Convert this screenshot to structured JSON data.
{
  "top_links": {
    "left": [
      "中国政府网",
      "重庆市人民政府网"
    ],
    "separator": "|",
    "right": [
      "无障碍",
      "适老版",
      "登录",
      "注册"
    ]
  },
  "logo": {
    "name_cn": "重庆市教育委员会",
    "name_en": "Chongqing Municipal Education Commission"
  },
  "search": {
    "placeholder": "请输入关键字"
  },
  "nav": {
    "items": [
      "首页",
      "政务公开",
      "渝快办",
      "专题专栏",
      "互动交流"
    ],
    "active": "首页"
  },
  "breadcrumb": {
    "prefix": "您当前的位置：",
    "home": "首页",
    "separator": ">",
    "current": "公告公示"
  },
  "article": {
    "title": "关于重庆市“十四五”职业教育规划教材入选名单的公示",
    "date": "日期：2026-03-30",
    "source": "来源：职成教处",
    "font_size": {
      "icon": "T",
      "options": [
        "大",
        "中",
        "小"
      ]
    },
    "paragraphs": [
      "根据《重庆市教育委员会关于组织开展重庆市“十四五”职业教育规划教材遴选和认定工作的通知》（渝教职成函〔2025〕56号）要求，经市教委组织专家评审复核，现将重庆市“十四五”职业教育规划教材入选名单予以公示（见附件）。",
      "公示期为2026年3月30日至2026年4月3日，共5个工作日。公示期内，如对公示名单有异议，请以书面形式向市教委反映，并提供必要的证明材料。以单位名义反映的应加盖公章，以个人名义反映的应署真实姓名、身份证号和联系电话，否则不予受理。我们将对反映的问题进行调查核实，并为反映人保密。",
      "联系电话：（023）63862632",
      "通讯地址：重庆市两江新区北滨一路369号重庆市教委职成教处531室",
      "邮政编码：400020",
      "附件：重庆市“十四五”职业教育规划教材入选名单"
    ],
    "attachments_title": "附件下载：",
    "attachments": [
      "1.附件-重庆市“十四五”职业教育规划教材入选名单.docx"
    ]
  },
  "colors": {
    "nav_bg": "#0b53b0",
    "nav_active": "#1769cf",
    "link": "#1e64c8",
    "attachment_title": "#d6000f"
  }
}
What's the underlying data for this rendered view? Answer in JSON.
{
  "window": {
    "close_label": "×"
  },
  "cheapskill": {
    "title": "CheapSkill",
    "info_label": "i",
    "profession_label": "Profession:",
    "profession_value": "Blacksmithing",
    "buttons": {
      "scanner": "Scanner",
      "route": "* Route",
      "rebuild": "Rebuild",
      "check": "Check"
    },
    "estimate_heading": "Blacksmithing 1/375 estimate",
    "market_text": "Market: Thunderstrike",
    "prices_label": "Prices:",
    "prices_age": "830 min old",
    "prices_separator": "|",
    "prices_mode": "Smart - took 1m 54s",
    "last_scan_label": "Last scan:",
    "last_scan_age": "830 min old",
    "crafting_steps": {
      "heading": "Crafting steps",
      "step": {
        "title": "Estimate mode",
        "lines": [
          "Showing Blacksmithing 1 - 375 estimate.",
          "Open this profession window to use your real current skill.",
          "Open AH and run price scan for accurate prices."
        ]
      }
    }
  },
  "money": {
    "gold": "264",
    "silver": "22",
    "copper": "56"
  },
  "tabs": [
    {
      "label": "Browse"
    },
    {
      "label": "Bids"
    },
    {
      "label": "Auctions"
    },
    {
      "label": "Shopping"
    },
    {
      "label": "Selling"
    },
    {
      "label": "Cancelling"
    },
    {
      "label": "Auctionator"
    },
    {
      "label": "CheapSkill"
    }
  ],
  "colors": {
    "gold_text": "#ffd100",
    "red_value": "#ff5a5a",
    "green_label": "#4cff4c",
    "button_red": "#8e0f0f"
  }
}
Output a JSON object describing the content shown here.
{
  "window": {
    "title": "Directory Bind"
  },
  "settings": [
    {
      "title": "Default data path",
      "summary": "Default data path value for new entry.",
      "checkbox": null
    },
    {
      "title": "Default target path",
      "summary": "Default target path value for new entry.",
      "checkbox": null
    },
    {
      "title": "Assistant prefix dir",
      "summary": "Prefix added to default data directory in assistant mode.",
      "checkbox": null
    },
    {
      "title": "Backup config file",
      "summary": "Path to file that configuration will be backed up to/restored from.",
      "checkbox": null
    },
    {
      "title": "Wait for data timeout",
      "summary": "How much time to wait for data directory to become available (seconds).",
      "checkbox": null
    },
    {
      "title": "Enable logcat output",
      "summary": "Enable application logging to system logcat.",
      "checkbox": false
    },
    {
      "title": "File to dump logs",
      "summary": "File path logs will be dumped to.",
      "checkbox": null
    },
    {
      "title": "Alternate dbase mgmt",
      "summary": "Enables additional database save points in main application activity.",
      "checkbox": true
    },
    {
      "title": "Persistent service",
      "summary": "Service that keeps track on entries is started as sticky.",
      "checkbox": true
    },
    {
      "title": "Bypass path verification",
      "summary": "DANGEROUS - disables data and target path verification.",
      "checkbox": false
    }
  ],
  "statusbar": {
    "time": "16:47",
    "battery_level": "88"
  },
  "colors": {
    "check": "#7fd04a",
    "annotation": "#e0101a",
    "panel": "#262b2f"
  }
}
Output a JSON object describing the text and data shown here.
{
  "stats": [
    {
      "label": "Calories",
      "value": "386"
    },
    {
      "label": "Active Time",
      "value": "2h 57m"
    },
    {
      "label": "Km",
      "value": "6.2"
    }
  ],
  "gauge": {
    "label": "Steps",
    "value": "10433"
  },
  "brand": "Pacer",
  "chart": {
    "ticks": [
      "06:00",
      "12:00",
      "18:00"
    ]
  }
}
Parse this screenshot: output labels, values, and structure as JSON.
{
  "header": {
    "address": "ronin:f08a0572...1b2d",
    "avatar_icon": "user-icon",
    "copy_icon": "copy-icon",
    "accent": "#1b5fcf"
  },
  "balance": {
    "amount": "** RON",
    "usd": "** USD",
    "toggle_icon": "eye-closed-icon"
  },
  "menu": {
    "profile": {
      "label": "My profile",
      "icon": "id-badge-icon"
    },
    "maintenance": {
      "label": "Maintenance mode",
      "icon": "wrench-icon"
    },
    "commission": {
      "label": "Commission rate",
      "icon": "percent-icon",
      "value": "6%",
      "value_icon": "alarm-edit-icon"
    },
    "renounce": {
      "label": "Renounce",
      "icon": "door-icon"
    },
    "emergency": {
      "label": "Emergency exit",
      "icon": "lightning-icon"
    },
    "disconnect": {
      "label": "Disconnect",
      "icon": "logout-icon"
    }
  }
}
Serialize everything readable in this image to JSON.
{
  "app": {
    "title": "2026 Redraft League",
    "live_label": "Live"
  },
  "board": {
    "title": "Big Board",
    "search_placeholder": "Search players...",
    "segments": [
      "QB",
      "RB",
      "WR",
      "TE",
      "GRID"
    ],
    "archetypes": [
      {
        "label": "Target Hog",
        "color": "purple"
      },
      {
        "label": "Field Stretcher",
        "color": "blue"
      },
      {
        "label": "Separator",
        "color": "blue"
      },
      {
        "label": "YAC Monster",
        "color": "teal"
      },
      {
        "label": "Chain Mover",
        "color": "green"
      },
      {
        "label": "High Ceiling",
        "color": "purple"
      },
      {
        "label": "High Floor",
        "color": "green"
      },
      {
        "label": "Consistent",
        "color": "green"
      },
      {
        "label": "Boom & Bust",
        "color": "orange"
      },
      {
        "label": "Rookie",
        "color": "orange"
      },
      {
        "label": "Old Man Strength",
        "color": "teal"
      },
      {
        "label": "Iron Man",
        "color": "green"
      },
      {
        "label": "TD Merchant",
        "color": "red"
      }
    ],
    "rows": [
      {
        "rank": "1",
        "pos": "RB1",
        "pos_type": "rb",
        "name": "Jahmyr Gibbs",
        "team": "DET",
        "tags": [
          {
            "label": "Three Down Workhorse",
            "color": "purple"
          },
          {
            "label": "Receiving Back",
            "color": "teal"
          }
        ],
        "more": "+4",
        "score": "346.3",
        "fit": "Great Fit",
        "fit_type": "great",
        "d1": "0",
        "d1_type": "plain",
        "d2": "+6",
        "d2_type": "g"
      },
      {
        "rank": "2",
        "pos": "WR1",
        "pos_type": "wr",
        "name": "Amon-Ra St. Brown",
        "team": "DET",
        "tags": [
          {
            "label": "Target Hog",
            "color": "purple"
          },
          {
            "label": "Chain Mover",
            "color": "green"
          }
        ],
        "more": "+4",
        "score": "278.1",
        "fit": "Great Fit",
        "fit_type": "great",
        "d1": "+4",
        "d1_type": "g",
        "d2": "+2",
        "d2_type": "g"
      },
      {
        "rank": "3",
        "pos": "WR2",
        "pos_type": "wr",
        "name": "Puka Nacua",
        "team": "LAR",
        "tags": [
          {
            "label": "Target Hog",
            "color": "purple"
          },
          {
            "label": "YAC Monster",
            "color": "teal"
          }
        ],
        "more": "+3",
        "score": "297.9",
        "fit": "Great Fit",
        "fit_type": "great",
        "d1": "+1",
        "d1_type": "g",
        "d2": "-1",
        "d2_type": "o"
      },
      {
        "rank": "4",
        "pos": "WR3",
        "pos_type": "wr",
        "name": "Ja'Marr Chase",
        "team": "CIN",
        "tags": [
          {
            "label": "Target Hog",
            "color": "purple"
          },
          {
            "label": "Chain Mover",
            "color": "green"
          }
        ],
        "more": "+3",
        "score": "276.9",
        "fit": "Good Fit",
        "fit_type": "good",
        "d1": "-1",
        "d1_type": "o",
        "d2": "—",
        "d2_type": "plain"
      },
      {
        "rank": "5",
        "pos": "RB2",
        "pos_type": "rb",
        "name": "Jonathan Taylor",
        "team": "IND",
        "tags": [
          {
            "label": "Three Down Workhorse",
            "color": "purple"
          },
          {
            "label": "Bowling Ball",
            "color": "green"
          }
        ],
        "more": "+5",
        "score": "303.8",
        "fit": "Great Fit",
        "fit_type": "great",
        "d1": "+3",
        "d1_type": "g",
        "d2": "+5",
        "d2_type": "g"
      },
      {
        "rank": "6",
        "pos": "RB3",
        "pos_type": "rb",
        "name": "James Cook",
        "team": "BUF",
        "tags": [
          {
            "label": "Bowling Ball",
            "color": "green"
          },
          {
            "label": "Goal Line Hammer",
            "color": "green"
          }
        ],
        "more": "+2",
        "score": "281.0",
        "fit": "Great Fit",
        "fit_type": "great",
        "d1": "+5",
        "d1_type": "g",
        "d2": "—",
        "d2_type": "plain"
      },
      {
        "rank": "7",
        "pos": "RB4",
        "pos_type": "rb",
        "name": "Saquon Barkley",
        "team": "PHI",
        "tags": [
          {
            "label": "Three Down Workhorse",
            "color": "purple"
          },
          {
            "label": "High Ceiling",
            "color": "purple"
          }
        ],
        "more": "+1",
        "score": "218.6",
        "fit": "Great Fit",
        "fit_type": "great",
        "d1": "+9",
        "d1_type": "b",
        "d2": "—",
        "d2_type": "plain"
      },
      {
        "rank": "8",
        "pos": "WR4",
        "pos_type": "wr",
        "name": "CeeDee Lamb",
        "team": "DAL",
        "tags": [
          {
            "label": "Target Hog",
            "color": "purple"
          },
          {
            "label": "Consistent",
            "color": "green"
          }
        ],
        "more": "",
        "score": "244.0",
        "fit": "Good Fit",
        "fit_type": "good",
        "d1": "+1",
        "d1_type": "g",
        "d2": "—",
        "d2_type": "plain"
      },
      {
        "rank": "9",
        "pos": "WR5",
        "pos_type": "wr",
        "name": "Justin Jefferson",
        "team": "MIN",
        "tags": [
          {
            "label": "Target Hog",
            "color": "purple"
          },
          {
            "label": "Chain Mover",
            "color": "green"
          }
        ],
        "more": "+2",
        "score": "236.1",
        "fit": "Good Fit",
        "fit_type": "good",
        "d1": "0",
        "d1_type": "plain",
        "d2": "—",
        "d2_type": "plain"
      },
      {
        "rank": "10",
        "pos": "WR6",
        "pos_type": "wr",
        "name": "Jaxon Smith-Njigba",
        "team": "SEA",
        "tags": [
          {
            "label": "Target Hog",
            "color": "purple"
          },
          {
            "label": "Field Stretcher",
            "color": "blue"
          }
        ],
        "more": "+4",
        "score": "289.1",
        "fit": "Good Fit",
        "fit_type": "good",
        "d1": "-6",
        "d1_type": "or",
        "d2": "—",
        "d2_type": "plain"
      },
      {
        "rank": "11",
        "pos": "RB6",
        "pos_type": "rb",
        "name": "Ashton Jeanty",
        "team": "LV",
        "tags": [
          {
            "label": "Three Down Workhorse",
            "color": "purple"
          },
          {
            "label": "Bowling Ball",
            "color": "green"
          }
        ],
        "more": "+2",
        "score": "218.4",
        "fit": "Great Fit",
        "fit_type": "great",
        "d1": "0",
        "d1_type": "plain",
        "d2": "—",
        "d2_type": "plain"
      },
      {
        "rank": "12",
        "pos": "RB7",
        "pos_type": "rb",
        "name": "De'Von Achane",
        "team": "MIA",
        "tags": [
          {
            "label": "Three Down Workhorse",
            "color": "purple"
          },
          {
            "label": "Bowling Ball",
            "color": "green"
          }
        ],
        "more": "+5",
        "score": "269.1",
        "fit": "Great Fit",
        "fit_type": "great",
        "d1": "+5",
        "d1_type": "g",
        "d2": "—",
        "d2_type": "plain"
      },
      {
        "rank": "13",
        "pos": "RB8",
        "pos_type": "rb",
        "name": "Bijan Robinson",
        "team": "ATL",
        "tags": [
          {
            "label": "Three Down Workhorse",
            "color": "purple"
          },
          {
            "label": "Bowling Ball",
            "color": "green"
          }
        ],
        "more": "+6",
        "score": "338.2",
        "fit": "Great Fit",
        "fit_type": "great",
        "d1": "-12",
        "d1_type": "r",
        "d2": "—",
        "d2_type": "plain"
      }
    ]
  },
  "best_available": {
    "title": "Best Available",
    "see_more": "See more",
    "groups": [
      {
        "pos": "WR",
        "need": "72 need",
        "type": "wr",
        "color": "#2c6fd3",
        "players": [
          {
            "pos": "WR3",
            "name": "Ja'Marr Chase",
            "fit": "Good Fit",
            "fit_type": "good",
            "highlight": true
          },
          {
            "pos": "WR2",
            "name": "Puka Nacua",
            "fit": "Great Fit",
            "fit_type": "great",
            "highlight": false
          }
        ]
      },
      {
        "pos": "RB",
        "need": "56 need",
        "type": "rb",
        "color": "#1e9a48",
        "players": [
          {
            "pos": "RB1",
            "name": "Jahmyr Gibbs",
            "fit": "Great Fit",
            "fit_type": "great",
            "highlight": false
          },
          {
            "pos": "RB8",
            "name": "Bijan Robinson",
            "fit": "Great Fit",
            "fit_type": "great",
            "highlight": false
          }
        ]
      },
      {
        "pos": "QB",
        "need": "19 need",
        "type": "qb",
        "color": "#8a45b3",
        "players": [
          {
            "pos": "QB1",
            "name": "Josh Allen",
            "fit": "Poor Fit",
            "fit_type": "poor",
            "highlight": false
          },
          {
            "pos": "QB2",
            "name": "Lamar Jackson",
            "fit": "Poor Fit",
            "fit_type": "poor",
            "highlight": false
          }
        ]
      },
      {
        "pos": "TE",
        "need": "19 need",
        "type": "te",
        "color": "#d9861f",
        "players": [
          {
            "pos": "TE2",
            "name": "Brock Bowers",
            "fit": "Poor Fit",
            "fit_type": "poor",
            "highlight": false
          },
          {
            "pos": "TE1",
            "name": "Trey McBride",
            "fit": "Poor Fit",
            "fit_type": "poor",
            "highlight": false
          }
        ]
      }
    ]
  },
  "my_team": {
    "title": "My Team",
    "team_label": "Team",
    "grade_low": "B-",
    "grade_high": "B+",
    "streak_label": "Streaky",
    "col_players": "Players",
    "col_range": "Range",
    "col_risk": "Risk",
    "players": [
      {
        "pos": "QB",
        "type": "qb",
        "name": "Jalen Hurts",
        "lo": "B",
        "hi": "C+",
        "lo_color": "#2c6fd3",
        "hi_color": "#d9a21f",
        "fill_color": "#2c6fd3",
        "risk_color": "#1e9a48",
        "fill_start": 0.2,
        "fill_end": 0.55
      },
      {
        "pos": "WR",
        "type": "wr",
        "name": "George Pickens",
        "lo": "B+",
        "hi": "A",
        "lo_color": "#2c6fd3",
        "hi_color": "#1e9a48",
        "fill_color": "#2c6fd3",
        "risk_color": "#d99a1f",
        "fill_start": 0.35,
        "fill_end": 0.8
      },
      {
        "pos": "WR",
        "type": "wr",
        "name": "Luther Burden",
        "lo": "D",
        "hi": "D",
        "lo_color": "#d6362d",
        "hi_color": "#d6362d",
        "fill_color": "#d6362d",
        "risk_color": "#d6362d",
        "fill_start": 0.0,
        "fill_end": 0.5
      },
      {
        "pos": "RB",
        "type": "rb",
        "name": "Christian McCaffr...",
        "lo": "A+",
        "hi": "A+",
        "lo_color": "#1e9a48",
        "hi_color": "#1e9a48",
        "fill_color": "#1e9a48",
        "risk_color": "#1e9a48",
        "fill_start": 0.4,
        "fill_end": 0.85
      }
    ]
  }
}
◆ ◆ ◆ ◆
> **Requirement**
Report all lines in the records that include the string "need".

> **Worked solution**
        "need": "72 need",
        "need": "56 need",
        "need": "19 need",
        "need": "19 need",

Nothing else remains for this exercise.